53 bikers, some accompanied by children, turned out on September 28 to ride in the 2014 Pedal for Peace Bike-a-thon. The day was sunny and warm, with beautiful vistas of the city and Lake Michigan along the Chicago Lakefront Bikepath. Collectively, the group raised a total of $16, 376 to be divided among 5 Chicago area organizations and CRLN to support health, education and community organizing projects in Latin America and Chicago:
*Pedal for Peace contributes funds used for scholarships for 5 college students in rural Cinquera, El Salvador, through Chicago-Cinquera Sister Cities.
*The event raises money that contributes to scholarships for 83 middle school and 16 high school students in Saq Ja', Guatemala, through the Chicago-Guatemala Partnership.
*Through La Voz de los de Abajo, Pedal for Peace proceeds are directed to a free hosptial for Garifuna people in Honduras and to a small farmers' organization to organize for land rights.
*Rural health promoters in African-descended and Indigenous communities in Colombia are trained with Pedal for Peace funds through Concern America.
*Pedal for Peace's newest participating group, the Immigant Youth Justice League, will help fund Organized Communities Against Deportations as they provide services to immigrant families whose members are facing deportation.
The remaining funds will support CRLN's work to stand in solidarity with those oppressed by poverty, violence and exclusion in this hemisphere, working together for the respect of human dignity and empowerment of all peoples. A portion will support scholarships for students in Chacula, Guatemala, a community of returned refugees accompanied by CRLN Board member Martha Pierce, who leads a delegation there each year on the anniversary of their return.
- Rev. Julian DeShazier of University Church, member of Chicago New Sanctuary Coalition
When Beatriz Santiago Ramirez sought Sanctuary at Our Lady of Guadalupe Mission in Chicago's Little Village neighborhood, she knew she needed help fighting her deportation. She now finds herself in the midst of a national resurgence which is exploding on the national scene.

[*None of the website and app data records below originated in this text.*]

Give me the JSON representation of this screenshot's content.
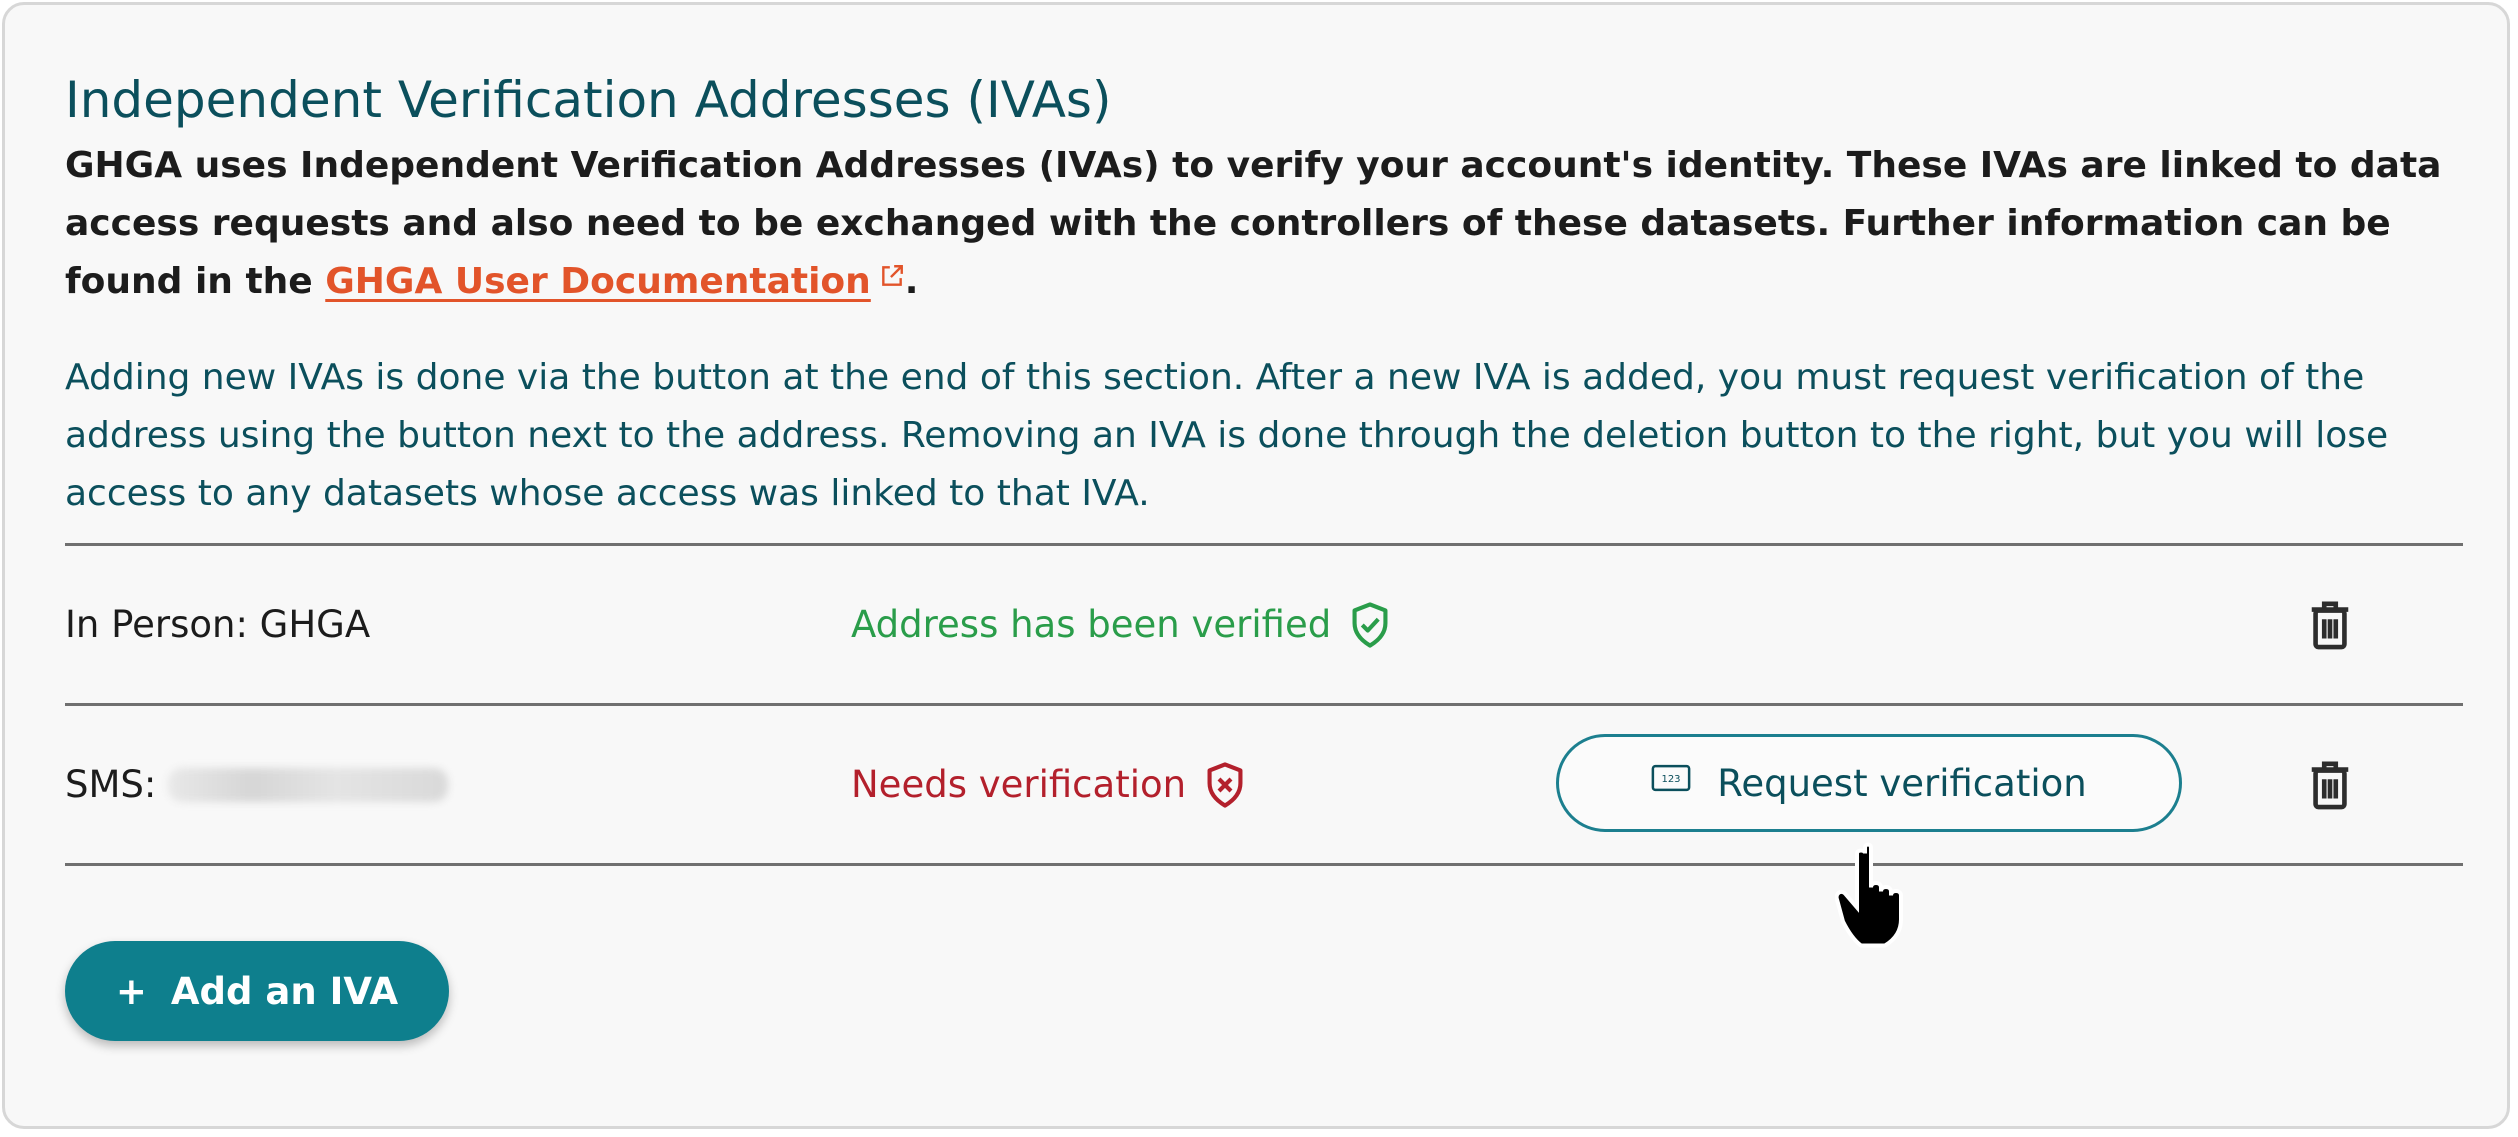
{
  "section": {
    "title": "Independent Verification Addresses (IVAs)",
    "intro_before_link": "GHGA uses Independent Verification Addresses (IVAs) to verify your account's identity. These IVAs are linked to data access requests and also need to be exchanged with the controllers of these datasets. Further information can be found in the ",
    "link_text": "GHGA User Documentation",
    "intro_after_link": ".",
    "paragraph": "Adding new IVAs is done via the button at the end of this section. After a new IVA is added, you must request verification of the address using the button next to the address. Removing an IVA is done through the deletion button to the right, but you will lose access to any datasets whose access was linked to that IVA."
  },
  "ivas": [
    {
      "label": "In Person: GHGA",
      "status_text": "Address has been verified",
      "status_icon": "shield-check-icon",
      "status_color": "#2a9d4a"
    },
    {
      "label": "SMS:",
      "value_masked": true,
      "status_text": "Needs verification",
      "status_icon": "shield-x-icon",
      "status_color": "#b3202c",
      "action_label": "Request verification"
    }
  ],
  "add_button": {
    "icon": "+",
    "label": "Add an IVA"
  },
  "colors": {
    "heading": "#0b4f5c",
    "link": "#e2542a",
    "primary": "#0e7f8d",
    "verified": "#2a9d4a",
    "unverified": "#b3202c"
  }
}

National links: http://www.sanctuary2014.org/ Read about how the movement is exploding across the nation, and how you can participate. Read articles in Think Progress, The Wall St. Journal, and Slate.
Chicago Religious Leadership Network has taken a leading role in developing an interfaith pastoral care ministry with the unaccompanied migrant children in Chicago. With your help, we can provide protection and a measure of peace in their young lives. Here's what you can do:
Protect the Laws that Protect Children
1. Call your Congressional Representatives and ask for their support to maintain protections under the Trafficking Victims Protection Reauthorization Act (TVPRA). This crucial law, signed by President Bush, provides protections for the most vulnerable among us.
2. Write a Letter to the Editor or Op-Ed piece in your local newspaper. We can help.
Pray for the Children. Connect Your Worship Experience to Ours
1. Invite your congregation to use our colorful "floating prayer candles" during worship. For a template and instructions, see the attachment below.
2. Sing "This Land Is Your Land" in your worship, and plan to join the combined choir at our Oct. 12 event (below).
You may have already heard about the most recent efforts by the Columbus Police Department to limit this year’s Vigil. CRLN joined the efforts of the School of the Americas Watch (SOAW) and other organizations to write to Police Chief Ricky Boren with a clear message: we will not stand for this repression of our constitutional right to free speech! The Columbus Police Department received a large number of letters from organizations and longtime participants, and have agreed to proceed in negotiations with SOAW so that the Vigil will still go on. It is one of the largest convergences of peaceful protest in the US. This is not the first time the Columbus Police Department has tried to stop participants from exercising their rights guaranteed by the Constitution, but SOAW, with the help of its legal team, has always prevailed. CRLN encourages our members to attend the Vigil this November 21-23!